Iona officials issued a statement saying the school has implemented new financial oversight controls and recovered most of the missing funds.

The school also disputed the amount stolen, but did not specify by how much. In the IRS filing, Iona said the theft amounted to $800,000.

The nun had a reputation for visiting casinos in Atlantic City, New Jersey, according to former Iona basketball coach Jeff Ruland.

December 10, 2010

New Jersey approves egaming bill

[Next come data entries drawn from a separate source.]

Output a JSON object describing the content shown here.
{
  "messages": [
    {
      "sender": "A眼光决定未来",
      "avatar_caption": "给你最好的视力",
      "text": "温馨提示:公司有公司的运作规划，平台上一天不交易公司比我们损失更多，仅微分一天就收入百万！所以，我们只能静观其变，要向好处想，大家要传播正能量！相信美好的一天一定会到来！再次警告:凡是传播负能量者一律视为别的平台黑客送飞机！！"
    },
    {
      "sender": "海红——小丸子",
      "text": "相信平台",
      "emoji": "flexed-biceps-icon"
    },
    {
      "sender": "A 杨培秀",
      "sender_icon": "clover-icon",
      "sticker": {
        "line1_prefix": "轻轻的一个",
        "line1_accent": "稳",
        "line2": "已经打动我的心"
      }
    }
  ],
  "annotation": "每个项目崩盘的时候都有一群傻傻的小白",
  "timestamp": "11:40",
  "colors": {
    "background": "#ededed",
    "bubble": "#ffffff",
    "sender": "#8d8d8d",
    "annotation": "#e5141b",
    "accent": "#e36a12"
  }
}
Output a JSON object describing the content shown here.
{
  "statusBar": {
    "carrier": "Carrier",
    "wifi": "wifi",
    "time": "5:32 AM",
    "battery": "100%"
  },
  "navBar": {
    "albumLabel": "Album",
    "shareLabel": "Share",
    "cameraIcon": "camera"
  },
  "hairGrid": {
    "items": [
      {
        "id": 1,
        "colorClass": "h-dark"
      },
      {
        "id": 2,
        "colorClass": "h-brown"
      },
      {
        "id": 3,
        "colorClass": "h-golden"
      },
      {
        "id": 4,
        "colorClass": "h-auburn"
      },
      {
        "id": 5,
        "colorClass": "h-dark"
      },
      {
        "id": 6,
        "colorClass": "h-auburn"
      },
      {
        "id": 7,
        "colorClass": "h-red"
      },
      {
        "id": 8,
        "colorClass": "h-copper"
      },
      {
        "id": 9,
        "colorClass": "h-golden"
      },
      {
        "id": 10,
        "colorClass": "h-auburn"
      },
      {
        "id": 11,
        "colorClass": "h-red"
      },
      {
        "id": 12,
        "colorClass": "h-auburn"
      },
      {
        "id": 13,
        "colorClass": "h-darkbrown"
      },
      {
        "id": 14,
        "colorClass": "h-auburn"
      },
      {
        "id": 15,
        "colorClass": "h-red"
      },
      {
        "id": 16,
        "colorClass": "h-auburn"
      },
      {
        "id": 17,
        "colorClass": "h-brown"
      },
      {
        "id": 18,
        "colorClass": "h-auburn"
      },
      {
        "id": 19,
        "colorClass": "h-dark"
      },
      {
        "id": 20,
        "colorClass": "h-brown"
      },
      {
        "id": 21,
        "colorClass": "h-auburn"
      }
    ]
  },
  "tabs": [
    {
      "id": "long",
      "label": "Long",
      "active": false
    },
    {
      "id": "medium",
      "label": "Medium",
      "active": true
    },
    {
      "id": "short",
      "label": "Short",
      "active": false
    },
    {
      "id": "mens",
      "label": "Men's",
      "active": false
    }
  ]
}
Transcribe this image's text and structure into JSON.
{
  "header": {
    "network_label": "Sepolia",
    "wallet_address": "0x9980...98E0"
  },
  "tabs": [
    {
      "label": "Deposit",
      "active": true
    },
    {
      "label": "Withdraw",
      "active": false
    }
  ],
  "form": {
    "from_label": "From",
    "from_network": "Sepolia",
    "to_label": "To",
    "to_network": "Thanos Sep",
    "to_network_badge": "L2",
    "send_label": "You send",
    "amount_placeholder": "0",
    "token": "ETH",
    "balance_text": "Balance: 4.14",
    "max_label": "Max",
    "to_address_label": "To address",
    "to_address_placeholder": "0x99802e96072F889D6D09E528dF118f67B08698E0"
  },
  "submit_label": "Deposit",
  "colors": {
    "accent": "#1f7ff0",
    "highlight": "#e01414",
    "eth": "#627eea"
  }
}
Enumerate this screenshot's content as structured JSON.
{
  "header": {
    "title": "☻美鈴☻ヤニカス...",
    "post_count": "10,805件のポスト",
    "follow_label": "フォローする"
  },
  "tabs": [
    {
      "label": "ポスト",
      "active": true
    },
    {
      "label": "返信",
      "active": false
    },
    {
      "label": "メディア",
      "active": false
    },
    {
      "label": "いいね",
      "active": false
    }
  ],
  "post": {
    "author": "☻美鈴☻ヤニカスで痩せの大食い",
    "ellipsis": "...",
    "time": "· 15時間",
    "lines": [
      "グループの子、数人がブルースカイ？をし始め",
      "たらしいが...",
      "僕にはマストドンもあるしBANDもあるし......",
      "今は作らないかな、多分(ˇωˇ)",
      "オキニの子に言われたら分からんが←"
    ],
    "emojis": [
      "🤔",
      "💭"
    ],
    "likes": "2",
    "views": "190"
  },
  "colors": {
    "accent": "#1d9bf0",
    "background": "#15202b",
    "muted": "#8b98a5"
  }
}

Senator Raymond Lesniak’s sponsored internet casino gambling and sports betting bills have been given the go-ahead by The New Jersey Assembly. Voters will have to vote for the implementation and legalization of internet gambling in the State on Monday the 13th of December. Hopefully the internet gambling bill would receive the thumbs up from state’s Republican Governor Chris Christie before this year is out.

Both bills will enable New Jersey citizens to wager on the internet, however, a previous revision to consent to international players to wager online has been put on hold for the time being, Lesniak informed the Assembly Regulatory Oversight Committee.

41 Votes is the requisite to carry forward these internet gambling bills, it’s then up to Governor Christie who has 45 days to decide whether or not either bill should be approved into law. A close source that has some inside information notified eGaming review that after these bills have been promulgated by the committee recently, “They will enter into discussions with the governor’s people and hopefully persuade them to implement internet gambling in the state. In all probability if internet gambling is regulated and taxed in New Jersey it could become the “Silicon Valley” of internet casino gambling in the U.S,” he said. “As it stands Atlantic City’s gaming industry has gone backwards and we need to do something to revive it to its former glory again.

“We are in high spirits and reasonably self-assured that the internet gambling bills will be voted favourably on Monday and that it would swiftly come into law,” he said.

Bill S-490 relating to internet gambling will authorize Atlantic City’s casinos to present internet casinos to residents from New Jersey. Previously mentioned by Lesniak it’s a potential cash cow that will generate US$35 million in tax revenue, these funds would then be utilised to develop the state’s deteriorating horse tracks.”

Bill ACR-167 proposes the constitutional amendment which will give the legislature the green light according to law permitting gambling at Atlantic City casinos as well as horse racetracks on sports events.

December 02, 2010

Italian cash games to launch from early 2011

The Italian cash poker and casino market could be open for business from early 2011 after an Italian Court rejected network provider Microgame’s challenge to the Italian government’s cash games decree.

According to sources close to the matter, the new version of the decree has been approved and will be published shortly on the Official Gazette, meaning the law will come into force with immediate effect.

Italy largest poker network, with between 25% and 30% market share, lodged the complaint in June on the basis that the cash games decree was different from the version previously submitted, as required under EU law, to the European Commission, effectively putting the launch of poker cash games and casino in Europe’s largest egaming market on hold.

Microgame claimed that additional certifications of gaming platforms and individual games introduced by Italian authorities into the decree would unfairly disadvantage the 120 small and medium-sized operators on its network by potentially imposing extra costs of up to €100,000 per operator. By comparison, the next largest Italian network in terms of the number of operators it supports, Playtech, has only four brands on its platform.

The Administrative Court of Lazio Region however ruled this week that the alleged differences between the version of the decree that Italian authorities planned to implement and that submitted to the EC had been solved by Italian regulator AAMS through the renotification in July of the draft decree to the European Commission.